Sunday Snippet: Charles Demers

“There are many activities in life at which one can have a lot of fun without being any good: singing, for instance, or dancing, bowling, being the prime minister of Italy. The joy comes not from success or from executing the task well but from the incidental fun had along the way. I have always been grateful for activities such as these, because by whatever accidents of nature or nurture, I happen to have gone through life with a paucity of ability or skill. I’m not good at things.”

I’d like to believe that I’m a half decent writer, at least in the context of blogging. I’d like to believe that I’m also pretty good with numbers and that I’m not doing too shabby of a job as a dad too. Of course, I’m also very aware of my shortcomings, but that hasn’t stopped me from enjoying the time I spend playing Street Fighter or hitting the court for some tennis. I’m not good at those things, but they bring me joy.

All too often, we assume that we must develop a certain level of skill or ability before we can enjoy an activity. When you’re just starting out with golf, you might get terribly frustrated at your inability to hit that little white ball in a reasonably straight line. After playing for some time, you might still get terribly frustrated for landing your ball in the same water trap you’ve been sinking the thing for years. And yet, you keep playing. You keep looking forward to hitting the links again. You keep smiling, because golf brings happiness… or at least some semblance of it.

The passage above comes from a collection of short stories called The Horrors. The book, by comedian Charles Demers, has been on my reading list for far too long and I’ve finally gotten around to tackling it. Each humorous essay in the book corresponds to a letter and this snippet is the opening paragraph to “G for Golf.”

Being bad at things can be disappointing. It can be depressing. It can be a real downer. But we must all recognize that we can’t all be good at everything. If a certain activity makes you happy, you don’t need to be good at it to have a good time.

Go on stage at your local karaoke bar and sing off tune. Everyone there is drunk anyway. Spend an afternoon painting a canvas because it relaxes you and provides a channel for self-expression, even if other people may scoff at your “art.”

“And it’s too bad, because if dancing, singing, bowling or being prime minister of Italy are examples of things at which you can stink but still have fun, the game of golf is an almost perfect example of the opposite.”

In hindsight, maybe I shouldn’t have used golf to illustrate my point. Charles Demers is right.

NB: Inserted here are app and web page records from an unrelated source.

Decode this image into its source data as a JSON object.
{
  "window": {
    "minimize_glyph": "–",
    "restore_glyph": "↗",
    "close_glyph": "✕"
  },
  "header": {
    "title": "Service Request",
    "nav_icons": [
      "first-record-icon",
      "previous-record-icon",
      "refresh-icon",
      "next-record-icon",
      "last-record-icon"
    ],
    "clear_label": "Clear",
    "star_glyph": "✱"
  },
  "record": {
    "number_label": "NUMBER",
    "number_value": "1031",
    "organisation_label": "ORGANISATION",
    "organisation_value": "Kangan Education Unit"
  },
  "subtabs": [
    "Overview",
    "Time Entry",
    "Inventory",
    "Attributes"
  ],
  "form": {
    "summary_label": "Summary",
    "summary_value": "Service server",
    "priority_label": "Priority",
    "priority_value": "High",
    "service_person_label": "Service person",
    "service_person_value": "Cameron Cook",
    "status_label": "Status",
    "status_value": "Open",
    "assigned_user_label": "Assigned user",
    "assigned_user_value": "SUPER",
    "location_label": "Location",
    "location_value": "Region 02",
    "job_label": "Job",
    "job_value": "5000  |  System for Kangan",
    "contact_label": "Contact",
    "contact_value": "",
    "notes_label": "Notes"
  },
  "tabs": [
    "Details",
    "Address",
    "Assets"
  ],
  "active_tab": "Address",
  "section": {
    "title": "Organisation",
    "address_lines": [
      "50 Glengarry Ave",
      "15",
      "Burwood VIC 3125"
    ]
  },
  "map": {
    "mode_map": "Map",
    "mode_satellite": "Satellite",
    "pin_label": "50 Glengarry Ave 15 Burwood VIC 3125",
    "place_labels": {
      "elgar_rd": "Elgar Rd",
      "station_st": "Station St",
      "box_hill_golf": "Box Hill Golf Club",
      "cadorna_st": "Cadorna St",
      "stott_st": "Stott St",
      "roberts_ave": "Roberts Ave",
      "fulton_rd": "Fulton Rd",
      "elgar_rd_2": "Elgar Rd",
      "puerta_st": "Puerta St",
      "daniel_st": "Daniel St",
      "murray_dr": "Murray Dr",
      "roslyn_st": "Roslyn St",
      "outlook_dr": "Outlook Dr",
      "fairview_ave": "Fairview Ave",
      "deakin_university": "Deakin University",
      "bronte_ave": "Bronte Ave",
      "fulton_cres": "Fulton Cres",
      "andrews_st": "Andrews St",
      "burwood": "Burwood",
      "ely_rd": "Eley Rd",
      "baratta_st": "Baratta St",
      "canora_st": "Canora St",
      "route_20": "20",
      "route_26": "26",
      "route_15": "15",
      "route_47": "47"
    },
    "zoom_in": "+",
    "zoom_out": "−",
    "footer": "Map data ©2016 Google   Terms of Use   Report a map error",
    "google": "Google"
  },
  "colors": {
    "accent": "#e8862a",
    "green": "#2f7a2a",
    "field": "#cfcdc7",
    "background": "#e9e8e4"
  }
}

Golf can be truly tantrum-inducing with its constant reminders of your failures and hopeless incompetence. Maybe that’s why I don’t play anymore. Maybe I should look into being the prime minister of Italy instead.

Image credit: Brent Granby (Flickr)